Start on samples. There is no question that drug companies make samples so that doctors will use their medications, and this will ultimately increase the overall cost of prescriptions. Also, the notion that samples go to the poor has been debunked, and I have commented on this in the past. That said, I have had more and more requests for samples from my patients with good insurance during this economic crunch, as co-pays add up and really cost. In my opinion, the reasons samples are beneficial is because they allow doctors and patients to try out a new drug before committing. If you are starting on a new drug, go to the pharmacy and pick up a prescription of a 30 day supply, and then have sided effects after the first few doses, you have wasted almost a month of medication. Your doctor can write for something else, but your insurance company will not re-fund the money you paid.

Wednesday, February 4, 2009

Patients, Physicians and Bloggers Unite for Diabetes

Patients, doctors, and in particular bloggers have joined together to try and improve diabetes research and treatments. MD Consult News (may require subscription) is reporting that "Prominent diabetes specialists, advocates, and educators are preparing to challenge the Food and Drug Administration’s guidance on safety testing for diabetes drugs, arguing that the new standards are excessive and threaten to stifle drug discovery at the expense of patients who need more treatment options."

I have previously blogged about this issue in my previous post. Rough Times for New Diabetes Drugs: The Diabetes Conspiracy Part III. It is particularly concerning to me that the FDA's decision to make it virtually impossible for any new diabetes treatment to get approved is primarily based on one controversial and highly publicized study whose lead author may very likely be the next head of the FDA. Could this study have been politically motivated?

The bottom line is that despite many of the treatments we have available, the majority of diabetics in the US are not well controlled, leading to substantial morbidity and mortality. We need new therapies.

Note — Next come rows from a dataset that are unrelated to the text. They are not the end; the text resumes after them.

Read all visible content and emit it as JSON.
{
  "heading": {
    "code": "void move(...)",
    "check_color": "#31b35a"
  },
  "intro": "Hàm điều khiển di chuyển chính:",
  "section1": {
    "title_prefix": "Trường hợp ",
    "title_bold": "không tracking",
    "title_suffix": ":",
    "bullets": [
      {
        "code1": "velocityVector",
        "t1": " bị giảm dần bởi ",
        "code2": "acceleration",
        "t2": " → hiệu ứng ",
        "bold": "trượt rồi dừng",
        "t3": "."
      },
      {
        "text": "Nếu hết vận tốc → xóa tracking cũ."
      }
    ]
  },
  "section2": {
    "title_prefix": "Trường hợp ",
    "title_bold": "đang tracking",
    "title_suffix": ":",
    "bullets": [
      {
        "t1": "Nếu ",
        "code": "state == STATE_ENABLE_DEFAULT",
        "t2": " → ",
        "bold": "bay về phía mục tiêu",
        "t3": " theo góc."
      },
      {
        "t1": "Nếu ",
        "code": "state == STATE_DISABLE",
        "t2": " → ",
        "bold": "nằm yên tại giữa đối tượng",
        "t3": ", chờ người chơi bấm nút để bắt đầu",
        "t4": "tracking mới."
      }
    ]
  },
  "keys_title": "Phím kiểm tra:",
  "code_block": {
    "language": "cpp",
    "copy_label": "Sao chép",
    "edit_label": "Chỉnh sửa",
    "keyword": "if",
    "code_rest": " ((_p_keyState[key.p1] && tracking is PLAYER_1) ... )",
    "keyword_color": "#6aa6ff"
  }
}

Though safety if critically important, the FDA recommendations are not only restrictive and excessive but also not really scientifically based, since the results of the one controversial study that generated this recommendation have all but been disproved (see here and here).

I am glad to see I am not alone in wanting this issue resolved. The following excellent bloggers have already signed up:

Amy at DiabetesMine, Marsten at SugarStats, Nadia at Diabetes Health, Kerri at SixUntilMe, Allison at Lemonade Life, Gina at Diabetes Talkfest Blog, Fran at Diabetes Day by Day, Kitty at Diabetes Living Today, David at Diabetes Daily, Bernard at the Diabetes Technology Blog, David at Mendosa, Howard at dLife, and Scott at Scott's Web Log

To look at and sign the petition, please CLICK HERE
The goal is to get 20,000 signatures.